[2] See Requirements for Ultrasound. Guttmacher Institute

[3] See Medical Abortion. Mayo Clinic  

[4] See Rice, R., Chakraborty, P., Keder, L., Turner, A.N., Gallo, M.F. (2021, May 16). “Who attends a crisis pregnancy center in Ohio?” Contraception.

[5] See Gual, M., Maxon, J., (2022, June 23). Lives Saved Impact at U.S. Pregnancy Help Centers.
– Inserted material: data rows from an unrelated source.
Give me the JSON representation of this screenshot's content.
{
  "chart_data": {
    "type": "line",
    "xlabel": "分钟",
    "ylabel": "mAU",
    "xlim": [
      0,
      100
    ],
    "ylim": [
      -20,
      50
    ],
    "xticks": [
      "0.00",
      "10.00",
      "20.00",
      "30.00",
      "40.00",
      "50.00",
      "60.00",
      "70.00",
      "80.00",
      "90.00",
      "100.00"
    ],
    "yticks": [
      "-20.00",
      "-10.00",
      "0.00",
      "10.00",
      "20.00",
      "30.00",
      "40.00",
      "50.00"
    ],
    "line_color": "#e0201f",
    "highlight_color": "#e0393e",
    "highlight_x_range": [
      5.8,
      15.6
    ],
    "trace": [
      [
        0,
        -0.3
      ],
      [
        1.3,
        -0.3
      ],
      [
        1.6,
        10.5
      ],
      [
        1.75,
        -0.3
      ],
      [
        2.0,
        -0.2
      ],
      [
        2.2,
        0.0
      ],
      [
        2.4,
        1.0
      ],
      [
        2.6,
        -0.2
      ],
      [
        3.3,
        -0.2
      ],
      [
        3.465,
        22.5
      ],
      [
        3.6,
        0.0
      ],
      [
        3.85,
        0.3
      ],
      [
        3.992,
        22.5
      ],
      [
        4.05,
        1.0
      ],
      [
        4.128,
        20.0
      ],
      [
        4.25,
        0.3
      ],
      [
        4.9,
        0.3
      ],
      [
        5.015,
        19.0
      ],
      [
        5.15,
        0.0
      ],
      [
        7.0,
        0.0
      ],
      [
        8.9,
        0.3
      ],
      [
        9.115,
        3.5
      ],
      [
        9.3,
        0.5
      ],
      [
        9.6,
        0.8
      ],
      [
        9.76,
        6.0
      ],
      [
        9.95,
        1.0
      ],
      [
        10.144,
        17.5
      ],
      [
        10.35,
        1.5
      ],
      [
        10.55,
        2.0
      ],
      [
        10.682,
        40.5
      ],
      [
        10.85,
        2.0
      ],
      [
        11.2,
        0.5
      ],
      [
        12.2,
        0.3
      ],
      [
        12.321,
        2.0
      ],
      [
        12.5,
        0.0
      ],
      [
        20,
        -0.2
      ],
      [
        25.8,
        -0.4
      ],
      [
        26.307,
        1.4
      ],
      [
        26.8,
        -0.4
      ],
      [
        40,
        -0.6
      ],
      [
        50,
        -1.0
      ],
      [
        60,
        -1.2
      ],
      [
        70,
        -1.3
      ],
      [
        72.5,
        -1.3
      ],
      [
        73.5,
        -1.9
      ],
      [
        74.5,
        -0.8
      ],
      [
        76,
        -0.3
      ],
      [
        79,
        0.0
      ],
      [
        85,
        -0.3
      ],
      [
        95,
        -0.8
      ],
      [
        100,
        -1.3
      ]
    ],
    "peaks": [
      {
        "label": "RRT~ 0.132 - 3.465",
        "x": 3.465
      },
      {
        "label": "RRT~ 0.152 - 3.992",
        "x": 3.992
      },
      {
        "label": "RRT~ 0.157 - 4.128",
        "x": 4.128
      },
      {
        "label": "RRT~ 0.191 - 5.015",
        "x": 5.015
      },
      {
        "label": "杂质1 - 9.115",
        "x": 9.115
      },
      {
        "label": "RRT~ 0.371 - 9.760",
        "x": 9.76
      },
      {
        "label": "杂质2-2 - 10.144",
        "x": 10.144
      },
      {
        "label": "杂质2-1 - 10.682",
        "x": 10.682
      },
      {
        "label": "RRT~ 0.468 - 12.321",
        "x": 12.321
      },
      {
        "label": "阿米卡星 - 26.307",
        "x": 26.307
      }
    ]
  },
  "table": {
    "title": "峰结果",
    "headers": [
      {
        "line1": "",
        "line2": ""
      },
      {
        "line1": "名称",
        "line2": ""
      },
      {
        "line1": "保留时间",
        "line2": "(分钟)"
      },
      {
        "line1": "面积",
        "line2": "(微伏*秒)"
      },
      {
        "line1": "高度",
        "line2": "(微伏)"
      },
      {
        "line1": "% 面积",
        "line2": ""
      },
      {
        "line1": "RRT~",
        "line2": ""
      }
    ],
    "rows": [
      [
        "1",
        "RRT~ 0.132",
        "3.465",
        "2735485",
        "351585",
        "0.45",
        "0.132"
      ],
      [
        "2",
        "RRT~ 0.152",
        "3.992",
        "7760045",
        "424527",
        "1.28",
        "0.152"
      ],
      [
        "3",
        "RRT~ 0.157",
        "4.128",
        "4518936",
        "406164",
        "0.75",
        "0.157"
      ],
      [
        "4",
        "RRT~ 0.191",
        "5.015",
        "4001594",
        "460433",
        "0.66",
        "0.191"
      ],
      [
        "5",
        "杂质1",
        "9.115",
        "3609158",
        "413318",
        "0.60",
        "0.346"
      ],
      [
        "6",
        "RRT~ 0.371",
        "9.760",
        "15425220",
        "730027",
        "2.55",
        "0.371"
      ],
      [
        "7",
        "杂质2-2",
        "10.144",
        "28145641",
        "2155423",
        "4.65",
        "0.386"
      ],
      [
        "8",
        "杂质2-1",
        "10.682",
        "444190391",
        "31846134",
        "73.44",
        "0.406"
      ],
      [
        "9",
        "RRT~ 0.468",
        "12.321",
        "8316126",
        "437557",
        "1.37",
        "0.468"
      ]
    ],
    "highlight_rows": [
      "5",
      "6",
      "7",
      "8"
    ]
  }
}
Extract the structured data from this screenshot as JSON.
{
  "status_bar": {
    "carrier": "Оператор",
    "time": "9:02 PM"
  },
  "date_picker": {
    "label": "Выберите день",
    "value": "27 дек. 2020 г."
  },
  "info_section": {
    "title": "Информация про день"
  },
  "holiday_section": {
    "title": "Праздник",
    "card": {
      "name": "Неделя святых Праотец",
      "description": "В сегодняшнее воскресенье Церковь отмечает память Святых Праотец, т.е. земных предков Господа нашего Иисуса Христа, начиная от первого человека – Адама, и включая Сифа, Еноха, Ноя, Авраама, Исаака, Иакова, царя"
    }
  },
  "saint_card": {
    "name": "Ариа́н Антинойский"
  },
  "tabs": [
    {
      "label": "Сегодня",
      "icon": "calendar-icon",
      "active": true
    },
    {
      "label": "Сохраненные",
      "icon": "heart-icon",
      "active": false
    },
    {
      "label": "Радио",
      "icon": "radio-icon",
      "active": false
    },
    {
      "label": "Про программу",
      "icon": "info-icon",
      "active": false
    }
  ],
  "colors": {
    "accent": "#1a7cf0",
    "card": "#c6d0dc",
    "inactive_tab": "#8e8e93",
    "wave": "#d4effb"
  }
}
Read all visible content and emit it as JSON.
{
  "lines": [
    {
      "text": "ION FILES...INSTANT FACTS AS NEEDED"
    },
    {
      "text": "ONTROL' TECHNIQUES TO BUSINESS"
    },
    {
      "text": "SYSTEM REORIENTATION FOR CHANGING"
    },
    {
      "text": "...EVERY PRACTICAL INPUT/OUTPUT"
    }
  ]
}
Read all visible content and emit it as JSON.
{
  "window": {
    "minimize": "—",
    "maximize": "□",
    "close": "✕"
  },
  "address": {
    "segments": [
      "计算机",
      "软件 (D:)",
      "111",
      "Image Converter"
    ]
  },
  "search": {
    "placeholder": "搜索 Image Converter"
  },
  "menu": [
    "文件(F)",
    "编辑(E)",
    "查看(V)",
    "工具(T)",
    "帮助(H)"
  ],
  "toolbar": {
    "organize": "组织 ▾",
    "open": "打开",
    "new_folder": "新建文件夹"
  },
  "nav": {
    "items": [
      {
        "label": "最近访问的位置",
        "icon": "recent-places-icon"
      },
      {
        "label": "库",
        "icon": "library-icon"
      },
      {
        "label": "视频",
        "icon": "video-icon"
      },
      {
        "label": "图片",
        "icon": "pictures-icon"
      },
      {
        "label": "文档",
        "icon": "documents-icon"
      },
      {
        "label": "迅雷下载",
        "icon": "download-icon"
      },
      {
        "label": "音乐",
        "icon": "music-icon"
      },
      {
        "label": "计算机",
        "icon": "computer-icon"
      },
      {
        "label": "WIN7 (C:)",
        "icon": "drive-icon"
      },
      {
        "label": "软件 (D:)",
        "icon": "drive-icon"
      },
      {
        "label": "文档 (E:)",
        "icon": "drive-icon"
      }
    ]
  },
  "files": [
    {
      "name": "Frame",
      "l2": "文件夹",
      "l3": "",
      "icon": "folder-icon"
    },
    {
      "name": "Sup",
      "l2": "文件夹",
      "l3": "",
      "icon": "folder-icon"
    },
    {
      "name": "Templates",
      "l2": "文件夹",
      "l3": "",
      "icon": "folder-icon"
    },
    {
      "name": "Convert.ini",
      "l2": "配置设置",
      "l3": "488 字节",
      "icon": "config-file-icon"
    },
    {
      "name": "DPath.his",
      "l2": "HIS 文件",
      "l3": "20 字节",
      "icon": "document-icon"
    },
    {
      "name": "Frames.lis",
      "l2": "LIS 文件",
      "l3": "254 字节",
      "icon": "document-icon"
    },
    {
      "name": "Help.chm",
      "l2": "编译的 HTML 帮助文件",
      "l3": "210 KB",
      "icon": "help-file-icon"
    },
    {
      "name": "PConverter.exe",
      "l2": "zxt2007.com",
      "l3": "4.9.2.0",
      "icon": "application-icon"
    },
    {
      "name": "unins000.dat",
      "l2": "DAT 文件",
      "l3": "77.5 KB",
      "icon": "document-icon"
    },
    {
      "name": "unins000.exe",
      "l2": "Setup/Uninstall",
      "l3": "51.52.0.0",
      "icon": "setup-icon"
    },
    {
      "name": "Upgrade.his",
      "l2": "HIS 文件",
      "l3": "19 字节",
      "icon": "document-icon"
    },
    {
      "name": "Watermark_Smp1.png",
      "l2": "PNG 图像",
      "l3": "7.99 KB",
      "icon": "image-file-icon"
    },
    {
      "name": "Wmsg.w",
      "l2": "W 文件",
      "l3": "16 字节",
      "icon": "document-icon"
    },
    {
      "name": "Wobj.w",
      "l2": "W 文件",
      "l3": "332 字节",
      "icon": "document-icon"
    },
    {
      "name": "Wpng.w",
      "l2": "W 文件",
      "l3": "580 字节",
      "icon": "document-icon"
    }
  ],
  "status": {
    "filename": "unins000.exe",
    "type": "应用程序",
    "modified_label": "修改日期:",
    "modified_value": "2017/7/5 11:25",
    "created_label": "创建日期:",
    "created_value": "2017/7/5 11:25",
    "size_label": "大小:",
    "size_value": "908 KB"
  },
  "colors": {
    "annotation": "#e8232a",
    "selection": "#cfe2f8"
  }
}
Charlotte Lozier Institute

[6] See Gual, M., (2021, July 19). Fact Sheet: Pregnancy Centers – Serving Women and Saving Lives (2020 Study). Charlotte Lozier Institute

[7] See Pregnancy Center State Impact Report: Ohio. Care Net, Charlotte Lozier Institute  

[8] See Northeast Ohio Womens Center. Check My Clinic  

[9] See Preterm Abortion Clinic. Check My Clinic

[10] See Rice, R., Chakraborty, P., Keder, L., Turner, A.N., Gallo, M.F. (2021, May 16). “Who attends a crisis pregnancy center in Ohio?” Contraception.

[11] See Coleman, P.K. (2018, January 02). “Abortion and mental health: quantitative synthesis and analysis of research published 1995-2009”. Cambridge University Press.  

[12] See List of Classifications: Agents classified by the IARC Monographs, Volumes 1-132. International Agency for Research on Cancer, World Health Organization  

[13] See Ohio Induced Abortion Report 2020

[14] See Ohio Induced Abortion Report 2018

[15] See University of Colorado Anschutz Medical Campus. (2020, January 02). “Few people consider religious affiliation of hospital they choose”. JAMA Network Open 

[16] See Leinhard, J.H., (1998-1997) Engines of Our Ingenuity, No. 991: Invention of the Hospital”. University of Houston 

[17] See Rice, R., Chakraborty, P., Keder, L., Turner, A.N., Gallo, M.F. (2021, May 16). “Who attends a crisis pregnancy center in Ohio?” Contraception.

[18] See https://www.sexweekatosu.org/sex-week-events

[19] See https://www.sexweekatosu.org/partners

[20] See “Visits to ‘crisis pregnancy centers’ common in Ohio”. (2021, May 27). Ohio State News